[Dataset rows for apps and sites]

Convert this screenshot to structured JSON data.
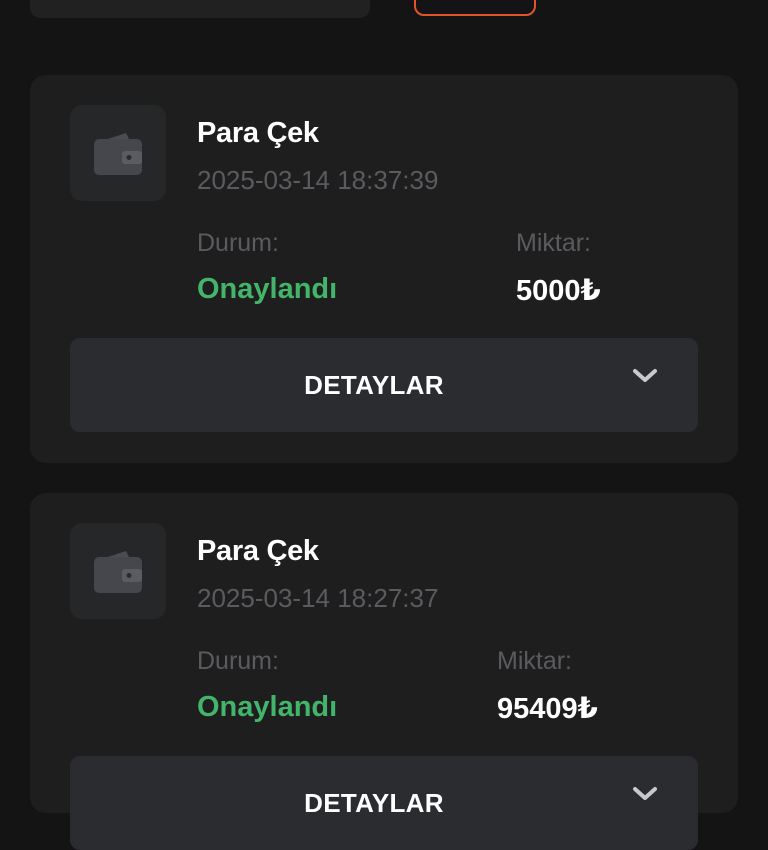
{
  "transactions": [
    {
      "icon": "wallet-icon",
      "title": "Para Çek",
      "timestamp": "2025-03-14 18:37:39",
      "status_label": "Durum:",
      "status_value": "Onaylandı",
      "amount_label": "Miktar:",
      "amount_value": "5000₺",
      "details_label": "DETAYLAR"
    },
    {
      "icon": "wallet-icon",
      "title": "Para Çek",
      "timestamp": "2025-03-14 18:27:37",
      "status_label": "Durum:",
      "status_value": "Onaylandı",
      "amount_label": "Miktar:",
      "amount_value": "95409₺",
      "details_label": "DETAYLAR"
    }
  ],
  "colors": {
    "background": "#141414",
    "card": "#1e1e1f",
    "status_approved": "#43b56a",
    "accent_border": "#e2552b"
  }
}
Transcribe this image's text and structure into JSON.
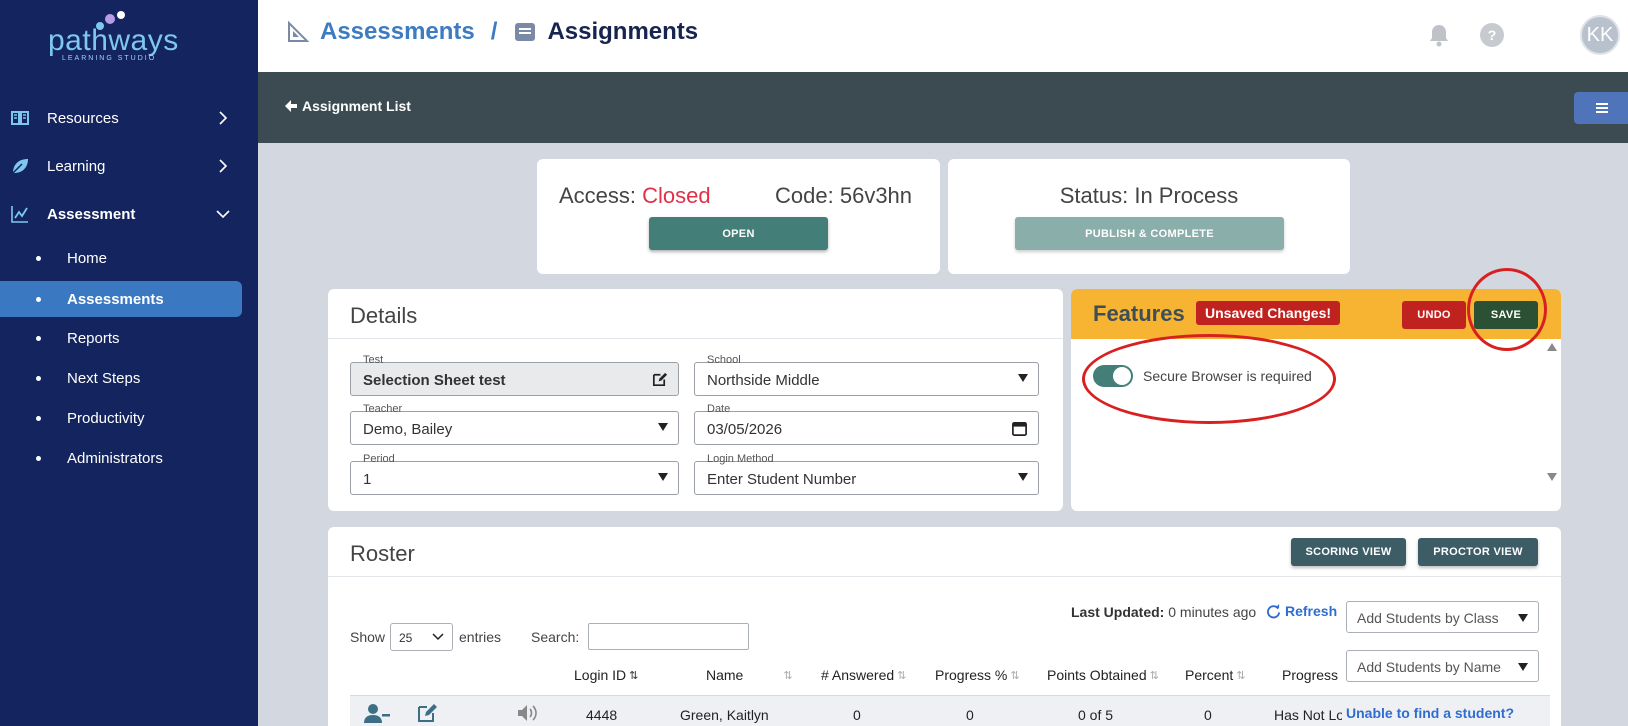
{
  "sidebar": {
    "logo_word": "pathways",
    "logo_sub": "LEARNING STUDIO",
    "top_items": [
      {
        "label": "Resources"
      },
      {
        "label": "Learning"
      },
      {
        "label": "Assessment"
      }
    ],
    "sub_items": [
      {
        "label": "Home"
      },
      {
        "label": "Assessments"
      },
      {
        "label": "Reports"
      },
      {
        "label": "Next Steps"
      },
      {
        "label": "Productivity"
      },
      {
        "label": "Administrators"
      }
    ]
  },
  "header": {
    "crumb_parent": "Assessments",
    "crumb_sep": "/",
    "crumb_current": "Assignments",
    "avatar_initials": "KK"
  },
  "toolbar": {
    "back_label": "Assignment List"
  },
  "access": {
    "label": "Access:",
    "state": "Closed",
    "code_label": "Code:",
    "code": "56v3hn",
    "open_button": "OPEN",
    "state_color": "#e0314a"
  },
  "status": {
    "text": "Status: In Process",
    "publish_button": "PUBLISH & COMPLETE"
  },
  "details": {
    "title": "Details",
    "test": {
      "label": "Test",
      "value": "Selection Sheet test"
    },
    "school": {
      "label": "School",
      "value": "Northside Middle"
    },
    "teacher": {
      "label": "Teacher",
      "value": "Demo, Bailey"
    },
    "date": {
      "label": "Date",
      "value": "03/05/2026"
    },
    "period": {
      "label": "Period",
      "value": "1"
    },
    "login_method": {
      "label": "Login Method",
      "value": "Enter Student Number"
    }
  },
  "features": {
    "title": "Features",
    "badge": "Unsaved Changes!",
    "undo": "UNDO",
    "save": "SAVE",
    "secure_browser_label": "Secure Browser is required",
    "secure_browser_on": true
  },
  "roster": {
    "title": "Roster",
    "scoring_view": "SCORING VIEW",
    "proctor_view": "PROCTOR VIEW",
    "last_updated_label": "Last Updated:",
    "last_updated_value": "0 minutes ago",
    "refresh": "Refresh",
    "add_by_class": "Add Students by Class",
    "add_by_name": "Add Students by Name",
    "show": "Show",
    "entries_value": "25",
    "entries": "entries",
    "search_label": "Search:",
    "columns": [
      "Login ID",
      "Name",
      "# Answered",
      "Progress %",
      "Points Obtained",
      "Percent",
      "Progress"
    ],
    "rows": [
      {
        "login_id": "4448",
        "name": "Green, Kaitlyn",
        "answered": "0",
        "progress_pct": "0",
        "points": "0 of 5",
        "percent": "0",
        "progress": "Has Not Lo"
      }
    ],
    "unable": "Unable to find a student?"
  }
}
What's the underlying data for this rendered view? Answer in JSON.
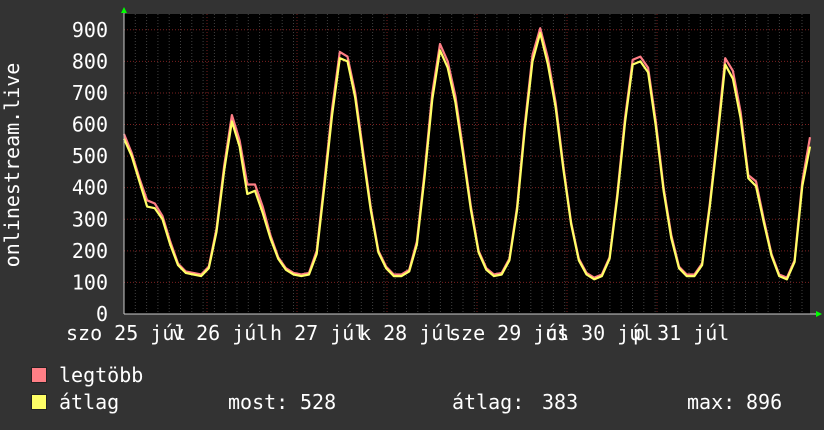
{
  "chart_data": {
    "type": "line",
    "ylabel": "onlinestream.live",
    "ylim": [
      0,
      950
    ],
    "yticks": [
      0,
      100,
      200,
      300,
      400,
      500,
      600,
      700,
      800,
      900
    ],
    "x_tick_labels": [
      "szo 25 júl",
      "v 26 júl",
      "h 27 júl",
      "k 28 júl",
      "sze 29 júl",
      "cs 30 júl",
      "p 31 júl"
    ],
    "grid": true,
    "colors": {
      "background": "#333333",
      "plot_bg": "#000000",
      "grid": "#404040",
      "grid_major": "#7a2020",
      "text": "#ffffff",
      "max_series": "#ff7f86",
      "avg_series": "#ffff66",
      "axis_arrow": "#00ff00"
    },
    "series": [
      {
        "name": "legtöbb",
        "color": "#ff7f86",
        "values": [
          570,
          510,
          430,
          360,
          350,
          310,
          230,
          160,
          135,
          130,
          125,
          150,
          270,
          470,
          630,
          550,
          410,
          410,
          340,
          250,
          180,
          145,
          130,
          125,
          130,
          200,
          420,
          650,
          830,
          815,
          700,
          520,
          340,
          200,
          150,
          125,
          125,
          140,
          230,
          450,
          700,
          855,
          800,
          690,
          520,
          340,
          200,
          145,
          125,
          130,
          175,
          340,
          600,
          820,
          905,
          810,
          670,
          470,
          290,
          175,
          130,
          115,
          125,
          180,
          380,
          620,
          805,
          815,
          780,
          610,
          400,
          250,
          150,
          125,
          125,
          160,
          350,
          570,
          810,
          770,
          640,
          440,
          420,
          300,
          190,
          125,
          115,
          170,
          420,
          560
        ]
      },
      {
        "name": "átlag",
        "color": "#ffff66",
        "values": [
          555,
          500,
          420,
          340,
          335,
          300,
          220,
          155,
          130,
          125,
          120,
          145,
          260,
          455,
          610,
          530,
          380,
          390,
          320,
          240,
          175,
          140,
          125,
          120,
          125,
          190,
          405,
          630,
          810,
          800,
          685,
          505,
          330,
          195,
          145,
          120,
          120,
          135,
          220,
          435,
          680,
          835,
          780,
          670,
          505,
          330,
          195,
          140,
          120,
          125,
          170,
          330,
          585,
          800,
          890,
          790,
          655,
          460,
          285,
          170,
          125,
          110,
          120,
          175,
          370,
          605,
          790,
          800,
          765,
          595,
          390,
          240,
          145,
          120,
          120,
          155,
          340,
          555,
          790,
          745,
          620,
          430,
          405,
          290,
          185,
          120,
          110,
          165,
          405,
          530
        ]
      }
    ],
    "stats": {
      "current_label": "most:",
      "current": 528,
      "average_label": "átlag:",
      "average": 383,
      "max_label": "max:",
      "max": 896
    }
  }
}
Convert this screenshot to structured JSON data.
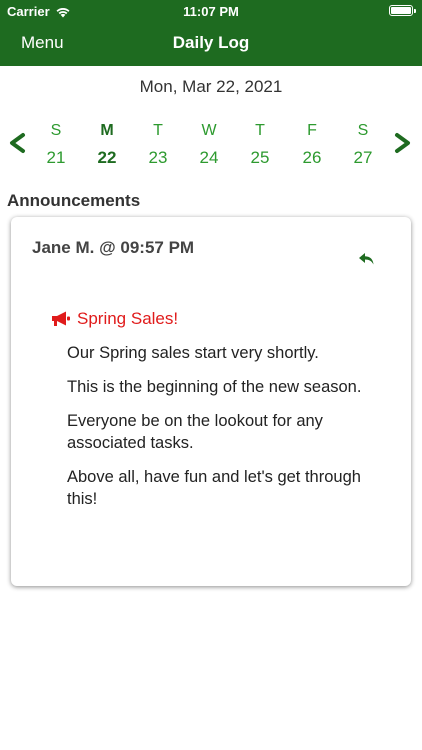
{
  "status_bar": {
    "carrier": "Carrier",
    "time": "11:07 PM"
  },
  "nav": {
    "menu_label": "Menu",
    "title": "Daily Log"
  },
  "date_label": "Mon, Mar 22, 2021",
  "week": {
    "days": [
      {
        "dow": "S",
        "num": "21"
      },
      {
        "dow": "M",
        "num": "22"
      },
      {
        "dow": "T",
        "num": "23"
      },
      {
        "dow": "W",
        "num": "24"
      },
      {
        "dow": "T",
        "num": "25"
      },
      {
        "dow": "F",
        "num": "26"
      },
      {
        "dow": "S",
        "num": "27"
      }
    ],
    "selected_index": 1,
    "prev_icon": "chevron-left-icon",
    "next_icon": "chevron-right-icon"
  },
  "announcements": {
    "section_title": "Announcements",
    "items": [
      {
        "author_line": "Jane M. @ 09:57 PM",
        "headline": "Spring Sales!",
        "headline_icon": "megaphone-icon",
        "reply_icon": "reply-icon",
        "paragraphs": [
          "Our Spring sales start very shortly.",
          "This is the beginning of the new season.",
          "Everyone be on the lookout for any associated tasks.",
          "Above all, have fun and let's get through this!"
        ]
      }
    ]
  },
  "colors": {
    "brand_green": "#1e6b20",
    "day_green": "#2d9a2f",
    "headline_red": "#e01b1b"
  }
}
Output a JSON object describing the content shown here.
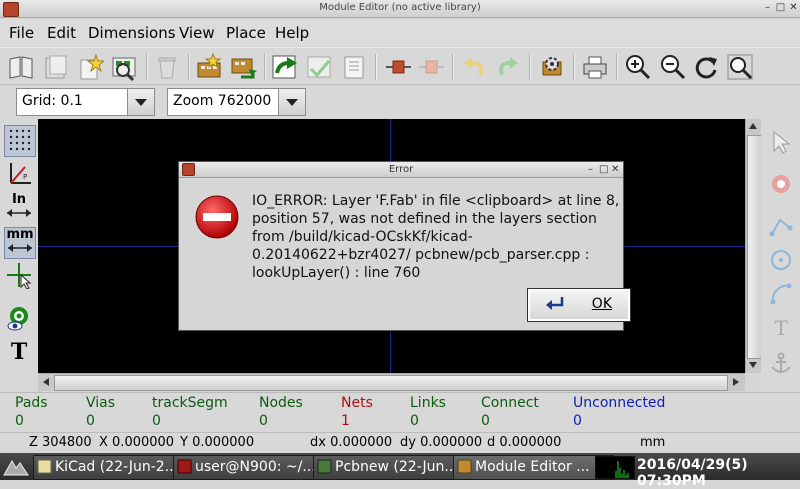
{
  "window": {
    "title": "Module Editor (no active library)"
  },
  "menu": [
    "File",
    "Edit",
    "Dimensions",
    "View",
    "Place",
    "Help"
  ],
  "combos": {
    "grid": "Grid: 0.1",
    "zoom": "Zoom 762000"
  },
  "left_toolbar": {
    "in_label": "In",
    "mm_label": "mm"
  },
  "dialog": {
    "title": "Error",
    "message": "IO_ERROR: Layer 'F.Fab' in file <clipboard> at line 8, position 57, was not defined in the layers section from /build/kicad-OCskKf/kicad-0.20140622+bzr4027/ pcbnew/pcb_parser.cpp : lookUpLayer() : line 760",
    "ok_label": "OK"
  },
  "status": [
    {
      "label": "Pads",
      "value": "0",
      "color": "#0e5a10"
    },
    {
      "label": "Vias",
      "value": "0",
      "color": "#0e5a10"
    },
    {
      "label": "trackSegm",
      "value": "0",
      "color": "#0e5a10"
    },
    {
      "label": "Nodes",
      "value": "0",
      "color": "#0e5a10"
    },
    {
      "label": "Nets",
      "value": "1",
      "color": "#b01010"
    },
    {
      "label": "Links",
      "value": "0",
      "color": "#0e5a10"
    },
    {
      "label": "Connect",
      "value": "0",
      "color": "#0e5a10"
    },
    {
      "label": "Unconnected",
      "value": "0",
      "color": "#1020b0"
    }
  ],
  "coords": {
    "z": "Z 304800",
    "x": "X 0.000000",
    "y": "Y 0.000000",
    "dx": "dx 0.000000",
    "dy": "dy 0.000000",
    "d": "d 0.000000",
    "units": "mm"
  },
  "taskbar": {
    "tasks": [
      "KiCad (22-Jun-2...",
      "user@N900: ~/...",
      "Pcbnew (22-Jun...",
      "Module Editor ..."
    ],
    "clock": "2016/04/29(5) 07:30PM"
  }
}
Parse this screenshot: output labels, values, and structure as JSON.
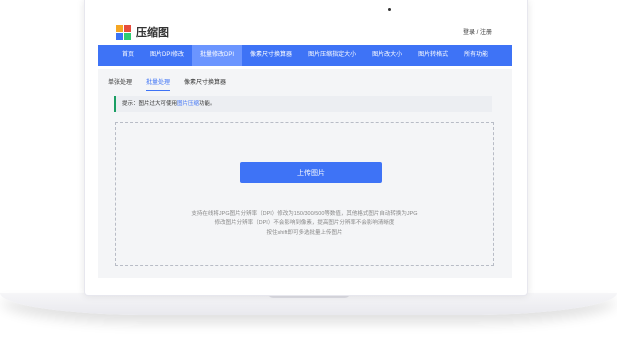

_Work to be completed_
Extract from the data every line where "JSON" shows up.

_Exercise answer_
Convert this screenshot to structured JSON data.
Transcribe this image's text and structure into JSON.
What's the underlying data for this rendered view? Answer in JSON.
Convert this screenshot to structured JSON data.
Output a JSON object describing the content shown here.
Parse this screenshot: output labels, values, and structure as JSON.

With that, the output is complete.